One poem really appealed to seven-year old me and that was We Are Seven, which at the time I thought was about seven year-olds, having read AA Milne’s “Now We Are Six…!” Hey, I never said I was clever! Written in the first person, the poem is about the poet’s encounter with a naive young child, much as I was. She had six brothers and sisters, I only had two, but I related to it, though thankfully not to the tragedy of the story.
What struck me, even then, as now, was the ever present melancholy of the story and the contrasting sweet, happy, innocence of the child and her insistent, denial that she was left all alone. I was also attracted to the simple, catchy rhythm of the poem, which I suppose made it easier for a child to read and understand and then there is the playful, child-like rhyme. I thought I was being very grown up liking a “real” poem but it felt as easy as if I was reading a rather long nursery rhyme.
Anyone still reading? Gee, thanks – *blushes and bestows medal* Do you like poetry too? Do you have a favourite poem or poet? Do you remember the first time you “fell in love” with it?
This geek would surely love to know😉
Without further ado, I give you “We Are Seven” by William Wordsworth:-
A Simple Child,
That lightly draws its breath,
And feels its life in every limb,
What should it know of death?
I met a little cottage girl:
She was eight years old, she said;
Her hair was thick with many a curl
That clustered round her head.
She had a rustic, woodland air,
And she was wildly clad:
Her eyes were fair, and very fair;
Her beauty made me glad.
“Sisters and brothers, little Maid,
How many may you be?”
“How many? Seven in all,” she said
And wondering looked at me.
“And where are they? I pray you tell.”
She answered, “Seven are we;
And two of us at Conway dwell,
And two are gone to sea.
“Two of us in the church-yard lie,
My sister and my brother;
And, in the church-yard cottage, I
Dwell near them with my mother.”
“You say that two at Conway dwell,
And two are gone to sea,
Yet ye are seven!–I pray you tell,
Sweet Maid, how this may be.”
Then did the little Maid reply,
“Seven boys and girls are we;
Two of us in the church-yard lie,
Beneath the church-yard tree.”
“You run about, my little Maid,
Your limbs they are alive;
If two are in the church-yard laid,
Then ye are only five.”
“Their graves are green, they may be seen,”
The little Maid replied,
“Twelve steps or more from my mother’s door,

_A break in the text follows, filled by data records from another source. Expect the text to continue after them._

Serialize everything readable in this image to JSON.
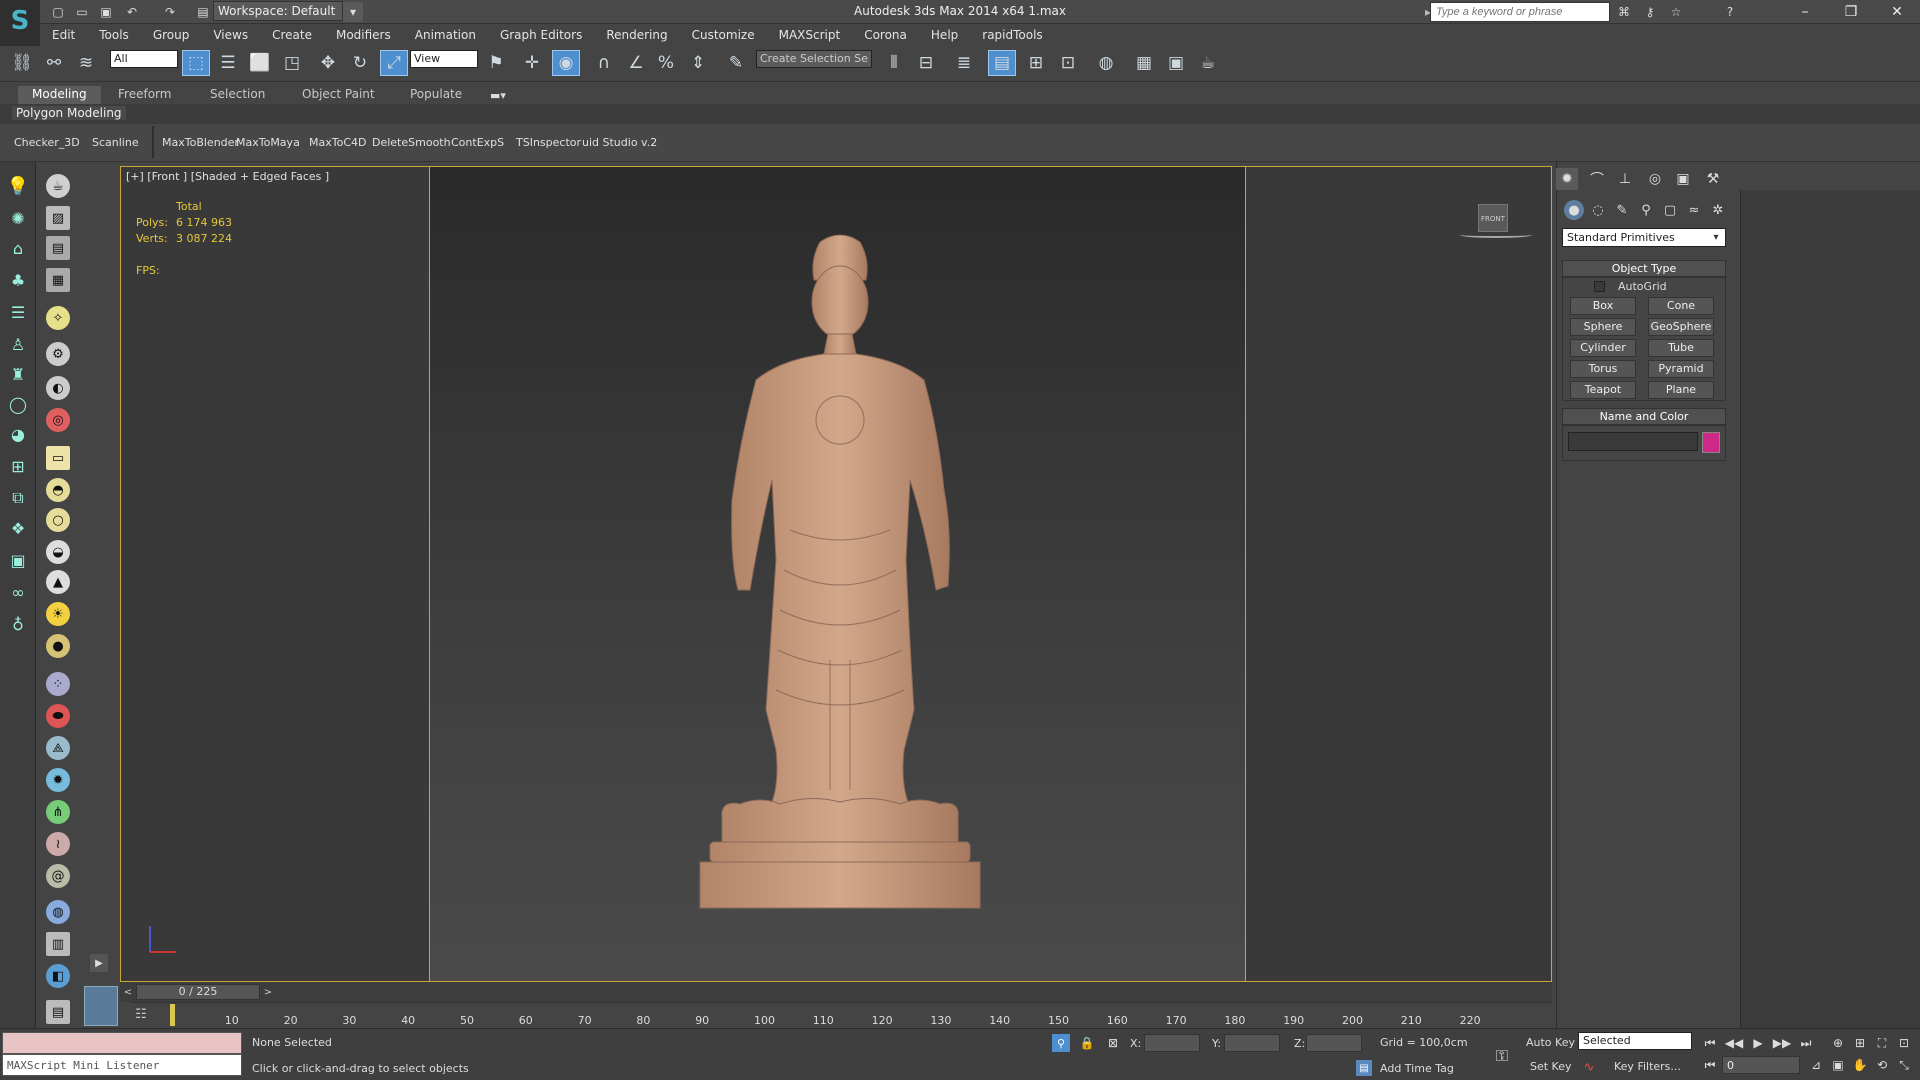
{
  "window": {
    "title": "Autodesk 3ds Max  2014 x64     1.max",
    "workspace": "Workspace: Default",
    "search_placeholder": "Type a keyword or phrase"
  },
  "menu": [
    "Edit",
    "Tools",
    "Group",
    "Views",
    "Create",
    "Modifiers",
    "Animation",
    "Graph Editors",
    "Rendering",
    "Customize",
    "MAXScript",
    "Corona",
    "Help",
    "rapidTools"
  ],
  "toolbar": {
    "filter": "All",
    "ref_coord": "View",
    "named_selection": "Create Selection Se"
  },
  "ribbon": {
    "tabs": [
      "Modeling",
      "Freeform",
      "Selection",
      "Object Paint",
      "Populate"
    ],
    "active": "Modeling",
    "panel": "Polygon Modeling"
  },
  "scripts": [
    "Checker_3D",
    "Scanline",
    "MaxToBlender",
    "MaxToMaya",
    "MaxToC4D",
    "DeleteSmooth",
    "ContExpS",
    "TSInspector",
    "uid Studio v.2"
  ],
  "viewport": {
    "label": "[+] [Front ] [Shaded + Edged Faces ]",
    "stats_header": "Total",
    "polys_label": "Polys:",
    "polys": "6 174 963",
    "verts_label": "Verts:",
    "verts": "3 087 224",
    "fps_label": "FPS:",
    "viewcube": "FRONT"
  },
  "command_panel": {
    "primitive_type": "Standard Primitives",
    "object_type_title": "Object Type",
    "autogrid": "AutoGrid",
    "buttons": [
      "Box",
      "Cone",
      "Sphere",
      "GeoSphere",
      "Cylinder",
      "Tube",
      "Torus",
      "Pyramid",
      "Teapot",
      "Plane"
    ],
    "name_color_title": "Name and Color",
    "object_color": "#cc2a86"
  },
  "timeline": {
    "frame_display": "0 / 225",
    "ticks": [
      "10",
      "20",
      "30",
      "40",
      "50",
      "60",
      "70",
      "80",
      "90",
      "100",
      "110",
      "120",
      "130",
      "140",
      "150",
      "160",
      "170",
      "180",
      "190",
      "200",
      "210",
      "220"
    ]
  },
  "status": {
    "listener": "MAXScript Mini Listener",
    "selection": "None Selected",
    "prompt": "Click or click-and-drag to select objects",
    "x_label": "X:",
    "y_label": "Y:",
    "z_label": "Z:",
    "grid": "Grid = 100,0cm",
    "add_time_tag": "Add Time Tag",
    "auto_key": "Auto Key",
    "set_key": "Set Key",
    "selected": "Selected",
    "key_filters": "Key Filters...",
    "frame": "0"
  },
  "colors": {
    "viewport_frame": "#c8a830",
    "stats": "#e6c83a",
    "statue": "#c9987a"
  }
}
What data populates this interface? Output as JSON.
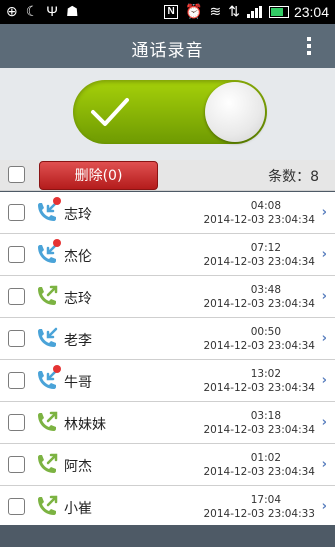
{
  "status": {
    "time": "23:04",
    "nfc": "N"
  },
  "header": {
    "title": "通话录音"
  },
  "toolbar": {
    "delete_label": "删除(0)",
    "count_label": "条数：8"
  },
  "colors": {
    "accent_green": "#8cbf08",
    "delete_red": "#c62828",
    "incoming_icon": "#4aa3d8",
    "outgoing_icon": "#7cb342",
    "badge_red": "#e53333"
  },
  "records": [
    {
      "name": "志玲",
      "duration": "04:08",
      "timestamp": "2014-12-03 23:04:34",
      "direction": "incoming",
      "unread": true
    },
    {
      "name": "杰伦",
      "duration": "07:12",
      "timestamp": "2014-12-03 23:04:34",
      "direction": "incoming",
      "unread": true
    },
    {
      "name": "志玲",
      "duration": "03:48",
      "timestamp": "2014-12-03 23:04:34",
      "direction": "outgoing",
      "unread": false
    },
    {
      "name": "老李",
      "duration": "00:50",
      "timestamp": "2014-12-03 23:04:34",
      "direction": "incoming",
      "unread": false
    },
    {
      "name": "牛哥",
      "duration": "13:02",
      "timestamp": "2014-12-03 23:04:34",
      "direction": "incoming",
      "unread": true
    },
    {
      "name": "林妹妹",
      "duration": "03:18",
      "timestamp": "2014-12-03 23:04:34",
      "direction": "outgoing",
      "unread": false
    },
    {
      "name": "阿杰",
      "duration": "01:02",
      "timestamp": "2014-12-03 23:04:34",
      "direction": "outgoing",
      "unread": false
    },
    {
      "name": "小崔",
      "duration": "17:04",
      "timestamp": "2014-12-03 23:04:33",
      "direction": "outgoing",
      "unread": false
    }
  ]
}
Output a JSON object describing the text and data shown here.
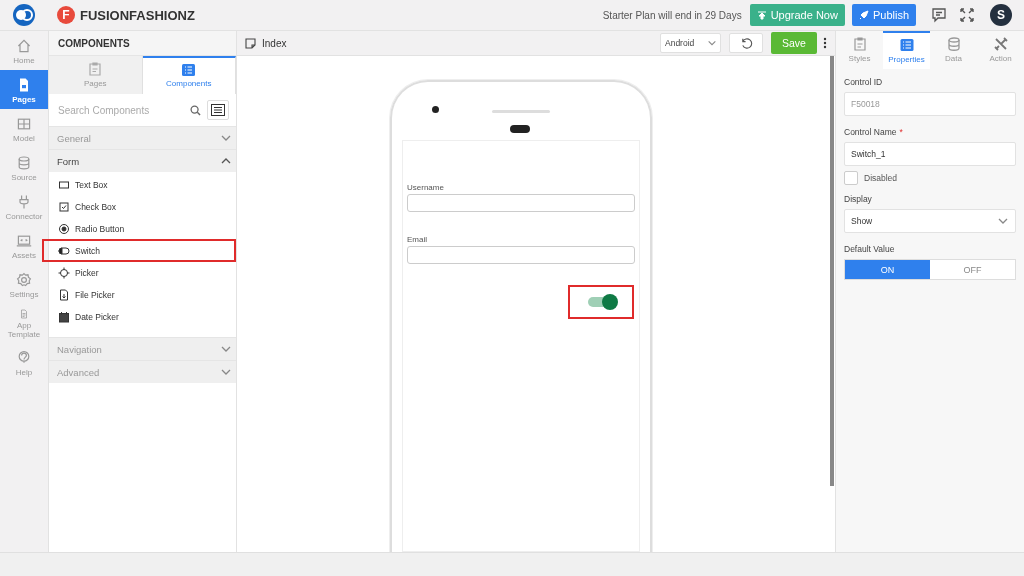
{
  "app": {
    "logo_letter": "F",
    "name": "FUSIONFASHIONZ",
    "plan_notice": "Starter Plan will end in 29 Days",
    "upgrade_button": "Upgrade Now",
    "publish_button": "Publish",
    "avatar_letter": "S"
  },
  "rail": [
    {
      "label": "Home",
      "selected": false
    },
    {
      "label": "Pages",
      "selected": true
    },
    {
      "label": "Model",
      "selected": false
    },
    {
      "label": "Source",
      "selected": false
    },
    {
      "label": "Connector",
      "selected": false
    },
    {
      "label": "Assets",
      "selected": false
    },
    {
      "label": "Settings",
      "selected": false
    },
    {
      "label": "App Template",
      "selected": false
    },
    {
      "label": "Help",
      "selected": false
    }
  ],
  "components_panel": {
    "title": "COMPONENTS",
    "tabs": [
      {
        "label": "Pages",
        "selected": false
      },
      {
        "label": "Components",
        "selected": true
      }
    ],
    "search": {
      "placeholder": "Search Components"
    },
    "sections": [
      {
        "label": "General",
        "expanded": false
      },
      {
        "label": "Form",
        "expanded": true,
        "items": [
          {
            "label": "Text Box",
            "highlighted": false
          },
          {
            "label": "Check Box",
            "highlighted": false
          },
          {
            "label": "Radio Button",
            "highlighted": false
          },
          {
            "label": "Switch",
            "highlighted": true
          },
          {
            "label": "Picker",
            "highlighted": false
          },
          {
            "label": "File Picker",
            "highlighted": false
          },
          {
            "label": "Date Picker",
            "highlighted": false
          }
        ]
      },
      {
        "label": "Navigation",
        "expanded": false
      },
      {
        "label": "Advanced",
        "expanded": false
      }
    ]
  },
  "editor": {
    "page_name": "Index",
    "platform": "Android",
    "save_button": "Save",
    "phone": {
      "fields": [
        {
          "label": "Username"
        },
        {
          "label": "Email"
        }
      ],
      "switch": {
        "on": true,
        "highlighted": true
      }
    }
  },
  "properties_panel": {
    "tabs": [
      {
        "label": "Styles",
        "selected": false
      },
      {
        "label": "Properties",
        "selected": true
      },
      {
        "label": "Data",
        "selected": false
      },
      {
        "label": "Action",
        "selected": false
      }
    ],
    "control_id": {
      "label": "Control ID",
      "value": "F50018"
    },
    "control_name": {
      "label": "Control Name",
      "required_mark": "*",
      "value": "Switch_1"
    },
    "disabled": {
      "label": "Disabled",
      "checked": false
    },
    "display": {
      "label": "Display",
      "value": "Show"
    },
    "default_value": {
      "label": "Default Value",
      "options": [
        {
          "label": "ON",
          "selected": true
        },
        {
          "label": "OFF",
          "selected": false
        }
      ]
    }
  }
}
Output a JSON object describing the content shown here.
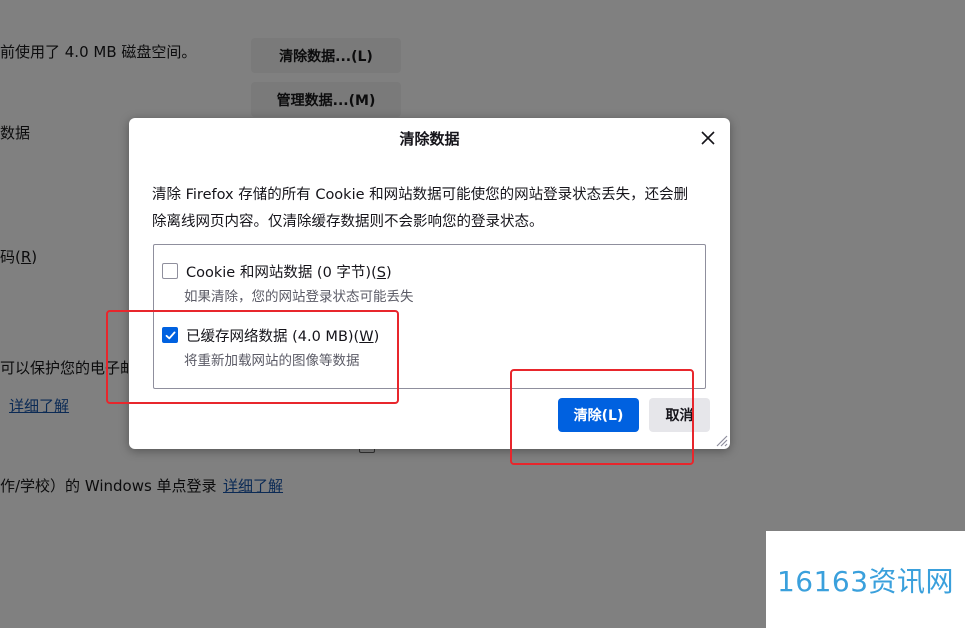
{
  "background": {
    "usage_text": "前使用了 4.0 MB 磁盘空间。",
    "clear_data_button": "清除数据...(L)",
    "manage_data_button": "管理数据...(M)",
    "row_label_data": "数据",
    "row_label_password_prefix": "码(",
    "row_label_password_key": "R",
    "row_label_password_suffix": ")",
    "row_label_email": "可以保护您的电子邮",
    "learn_more_1": "详细了解",
    "sso_text": "作/学校）的 Windows 单点登录",
    "learn_more_2": "详细了解"
  },
  "dialog": {
    "title": "清除数据",
    "description_line1": "清除 Firefox 存储的所有 Cookie 和网站数据可能使您的网站登录状态丢失，还会删",
    "description_line2": "除离线网页内容。仅清除缓存数据则不会影响您的登录状态。",
    "options": [
      {
        "label": "Cookie 和网站数据 (0 字节)(",
        "accesskey": "S",
        "label_end": ")",
        "sublabel": "如果清除，您的网站登录状态可能丢失",
        "checked": false
      },
      {
        "label": "已缓存网络数据 (4.0 MB)(",
        "accesskey": "W",
        "label_end": ")",
        "sublabel": "将重新加载网站的图像等数据",
        "checked": true
      }
    ],
    "clear_button": "清除(L)",
    "cancel_button": "取消"
  },
  "watermark": "16163资讯网",
  "colors": {
    "accent": "#0061e0",
    "annotation": "#e8262c",
    "watermark": "#3aa0dc"
  }
}
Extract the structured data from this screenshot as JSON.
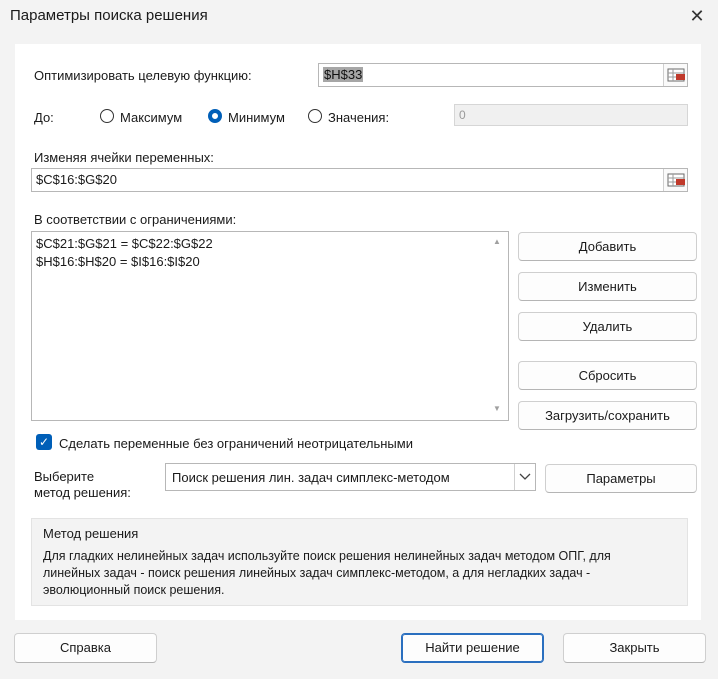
{
  "window": {
    "title": "Параметры поиска решения",
    "close_glyph": "✕"
  },
  "objective": {
    "label": "Оптимизировать целевую функцию:",
    "value": "$H$33"
  },
  "to": {
    "label": "До:",
    "options": [
      {
        "label": "Максимум",
        "checked": false
      },
      {
        "label": "Минимум",
        "checked": true
      },
      {
        "label": "Значения:",
        "checked": false
      }
    ],
    "value_field": "0"
  },
  "variables": {
    "label": "Изменяя ячейки переменных:",
    "value": "$C$16:$G$20"
  },
  "constraints": {
    "label": "В соответствии с ограничениями:",
    "items": [
      "$C$21:$G$21 = $C$22:$G$22",
      "$H$16:$H$20 = $I$16:$I$20"
    ]
  },
  "buttons": {
    "add": "Добавить",
    "change": "Изменить",
    "delete": "Удалить",
    "reset": "Сбросить",
    "load_save": "Загрузить/сохранить",
    "options": "Параметры",
    "help": "Справка",
    "solve": "Найти решение",
    "close": "Закрыть"
  },
  "nonnegative": {
    "label": "Сделать переменные без ограничений неотрицательными",
    "checked": true
  },
  "method": {
    "label_line1": "Выберите",
    "label_line2": "метод решения:",
    "selected": "Поиск решения лин. задач симплекс-методом"
  },
  "method_info": {
    "title": "Метод решения",
    "text_line1": "Для гладких нелинейных задач используйте поиск решения нелинейных задач методом ОПГ, для",
    "text_line2": "линейных задач - поиск решения линейных задач симплекс-методом, а для негладких задач -",
    "text_line3": "эволюционный поиск решения."
  },
  "colors": {
    "accent": "#005fb8",
    "selection": "#a6a6a6",
    "panel": "#ffffff",
    "window": "#f3f3f3"
  },
  "icons": {
    "ref_button": "range-select-icon",
    "combo_arrow": "chevron-down-icon",
    "scroll_up": "scroll-up-icon",
    "scroll_down": "scroll-down-icon"
  }
}
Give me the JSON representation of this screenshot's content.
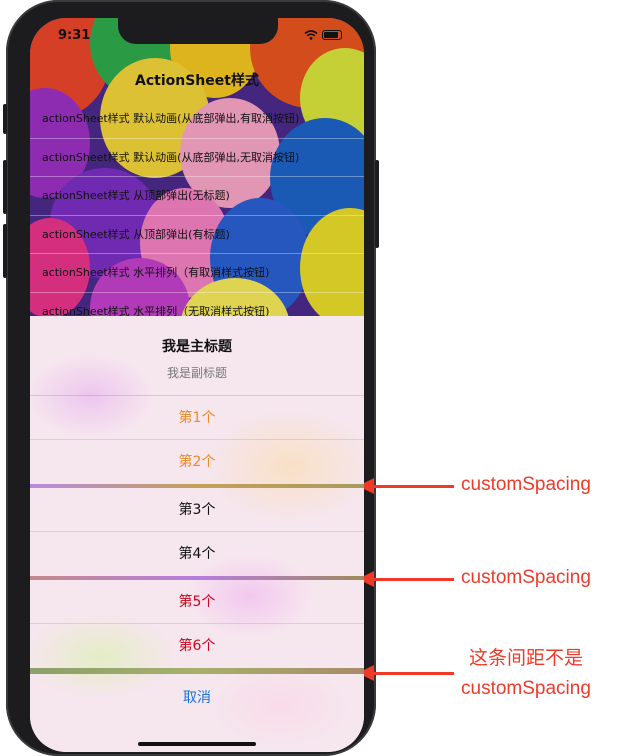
{
  "status_bar": {
    "time": "9:31"
  },
  "nav": {
    "title": "ActionSheet样式"
  },
  "list": {
    "rows": [
      "actionSheet样式 默认动画(从底部弹出,有取消按钮)",
      "actionSheet样式 默认动画(从底部弹出,无取消按钮)",
      "actionSheet样式 从顶部弹出(无标题)",
      "actionSheet样式 从顶部弹出(有标题)",
      "actionSheet样式 水平排列（有取消样式按钮)",
      "actionSheet样式 水平排列（无取消样式按钮)"
    ]
  },
  "sheet": {
    "title": "我是主标题",
    "subtitle": "我是副标题",
    "buttons": [
      {
        "label": "第1个",
        "color": "#ee8a2c"
      },
      {
        "label": "第2个",
        "color": "#ee8a2c"
      },
      {
        "label": "第3个",
        "color": "#111111"
      },
      {
        "label": "第4个",
        "color": "#111111"
      },
      {
        "label": "第5个",
        "color": "#d0021b"
      },
      {
        "label": "第6个",
        "color": "#d0021b"
      }
    ],
    "cancel": {
      "label": "取消",
      "color": "#1a73d9"
    }
  },
  "annotations": {
    "spacing_1": "customSpacing",
    "spacing_2": "customSpacing",
    "note_line1": "这条间距不是",
    "note_line2": "customSpacing",
    "color": "#ef3a2a"
  }
}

And they are side by side.
“My stockings there I often knit,
My kerchief there I hem;
And there upon the ground I sit,
And sing a song to them.
“And often after sunset, Sir,
When it is light and fair,
I take my little porringer,
And eat my supper there.
“The first that died was sister Jane;
In bed she moaning lay,
Till God released her of her pain;
And then she went away.
“So in the church-yard she was laid;
And, when the grass was dry,
Together round her grave we played,
My brother John and I.
“And when the ground was white with snow,
And I could run and slide,
My brother John was forced to go,
And he lies by her side.”
“How many are you, then,” said I,
“If they two are in heaven?”
Quick was the little Maid’s reply,
“O Master! we are seven.”
“But they are dead; those two are dead!
Their spirits are in heaven!”
‘Twas throwing words away; for still
The little Maid would have her will,
And said, “Nay, we are seven!”
Image credit: © Dave and Les Jacobs/Blend Images/Corbis
© Mayfair Mum, 2012